Authorities in Portland are investigating a report by four black students who say a white teenager made racist remark toward them and brandished a knife. Police say the incident involving the Casco Bay High School students happened around 1:45 p.m. Friday as they waited for a bus. The students say three teens were walking past them when one made a racial comment. A verbal confrontation followed and they say one of the youths assaulted two of the students and pulled out a knife before fleeing.
Maine Gov. Paul LePage has signed a bill to delay portions of Maine's legal marijuana law. LePage signed the bill on Friday night. It will still be legal to possess and grow marijuana in the state come Monday. But the bill delays implementation of a regulatory system for three months, kicking it into 2018.

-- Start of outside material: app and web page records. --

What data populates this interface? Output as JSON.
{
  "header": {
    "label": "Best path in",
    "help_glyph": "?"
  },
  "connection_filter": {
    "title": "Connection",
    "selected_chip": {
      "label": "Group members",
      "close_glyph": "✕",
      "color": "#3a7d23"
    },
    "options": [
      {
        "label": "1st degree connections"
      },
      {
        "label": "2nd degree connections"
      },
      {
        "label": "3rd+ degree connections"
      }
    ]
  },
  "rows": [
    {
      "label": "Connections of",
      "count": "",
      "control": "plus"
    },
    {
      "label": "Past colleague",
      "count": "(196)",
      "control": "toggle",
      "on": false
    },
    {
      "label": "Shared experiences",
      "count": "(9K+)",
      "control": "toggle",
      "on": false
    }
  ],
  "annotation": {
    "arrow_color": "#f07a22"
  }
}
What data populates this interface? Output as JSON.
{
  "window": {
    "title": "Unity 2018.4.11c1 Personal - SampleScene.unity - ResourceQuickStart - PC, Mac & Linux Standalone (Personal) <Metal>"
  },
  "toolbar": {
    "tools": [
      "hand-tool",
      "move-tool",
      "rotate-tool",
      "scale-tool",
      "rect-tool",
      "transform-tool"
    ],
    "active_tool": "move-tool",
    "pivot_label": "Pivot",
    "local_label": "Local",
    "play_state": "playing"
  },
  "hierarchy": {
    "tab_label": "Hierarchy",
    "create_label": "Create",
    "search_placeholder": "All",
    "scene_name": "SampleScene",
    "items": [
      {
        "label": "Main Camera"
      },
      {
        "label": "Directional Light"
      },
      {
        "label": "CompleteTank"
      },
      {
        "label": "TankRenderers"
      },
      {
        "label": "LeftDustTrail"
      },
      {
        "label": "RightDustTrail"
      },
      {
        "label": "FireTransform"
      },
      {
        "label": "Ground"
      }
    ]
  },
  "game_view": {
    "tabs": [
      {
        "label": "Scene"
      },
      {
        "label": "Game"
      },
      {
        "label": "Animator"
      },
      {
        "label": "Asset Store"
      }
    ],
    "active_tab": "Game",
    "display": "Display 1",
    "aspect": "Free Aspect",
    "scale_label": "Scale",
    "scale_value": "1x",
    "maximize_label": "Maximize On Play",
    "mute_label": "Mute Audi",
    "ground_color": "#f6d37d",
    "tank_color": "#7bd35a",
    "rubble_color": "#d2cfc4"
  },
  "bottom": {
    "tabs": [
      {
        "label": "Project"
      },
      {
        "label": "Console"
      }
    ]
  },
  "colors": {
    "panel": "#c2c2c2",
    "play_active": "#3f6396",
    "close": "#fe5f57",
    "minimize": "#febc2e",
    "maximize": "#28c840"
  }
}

Maine Republican Gov. Paul LePage wants to ban food stamps and cash assistance for people convicted of drug felonies. His office says he also wants to bag the department's current drug testing policy for certain recipients and institute suspicion-based testing for all recipients. LePage's proposal comes as more states opt out of federal law prohibiting welfare for such individuals.
An attorney for a Maine woman charged in the death of her infant son said she's a "wonderful mother" who deserves to be released on bail pending trial. The Morning Sentinel reports that Miranda Hopkins of Troy contends she didn't harm the baby, and suggested it could've been one of her other two children, both of whom are autistic.
The White House is vigorously defending President Donald Trump's immigration restrictions on seven predominantly Muslim countries, calling them "a massive success story," and even claimed they had been done "seamlessly and with extraordinary professionalism." But even some congressional Republicans are publicly opposing the temporary ban. Several Democrats say they'll introduce legislation to stop it.
There've been protests at some U.S. airports against the Trump administration travel ban on seven Muslim-majority countries. Several hundred people, including lawmakers, gathered at Indianapolis International Airport on Sunday. Thousands of people gathered in downtown Seattle, carrying signs that said "Proud to be an immigrant." And thousands descended for a second on the San Francisco International Airport.
Canadian Prime Minister Justin Trudeau is calling a shooting at a Quebec City mosque a "terrorist attack on Muslims." Trudeau says in a statement that it is "heart-wrenching to see such senseless violence," and he's vowing that Canadian law enforcement "will make every effort to apprehend the perpetrators of this act and all acts of intolerance." Police say six people were killed and eight wounded at the Quebec City Islamic Cultural Centre on Sunday.
Several Democrats in Congress say they'll introduce legislation to stop the Trump administration's temporary order banning travelers from seven predominantly Muslim countries. But the White House has been vigorously defending the immigration restrictions, despite protests nationwide. The administration does appear to have walked-back how the order would apply to certain groups, such as legal permanent U.S. residents.
Dozens of U.S. colleges are opposing President Donald Trump's sweeping travel ban that has left some students and professors stranded abroad. On Sunday, the presidents of several universities issued scathing attacks of Trump's executive order halting immigration from seven Muslim-majority nations. Many said it's already disrupting research and academics for their scholars.
Despite a huge scandal over cheating on auto emissions tests, Volkswagen sold 10.31 million vehicles last year. That knocks Toyota out of the No. 1 spot for the world's biggest automaker. GM reports its tally next week. And if its numbers fall short, it'll be the first time Volkswagen will have become No. 1.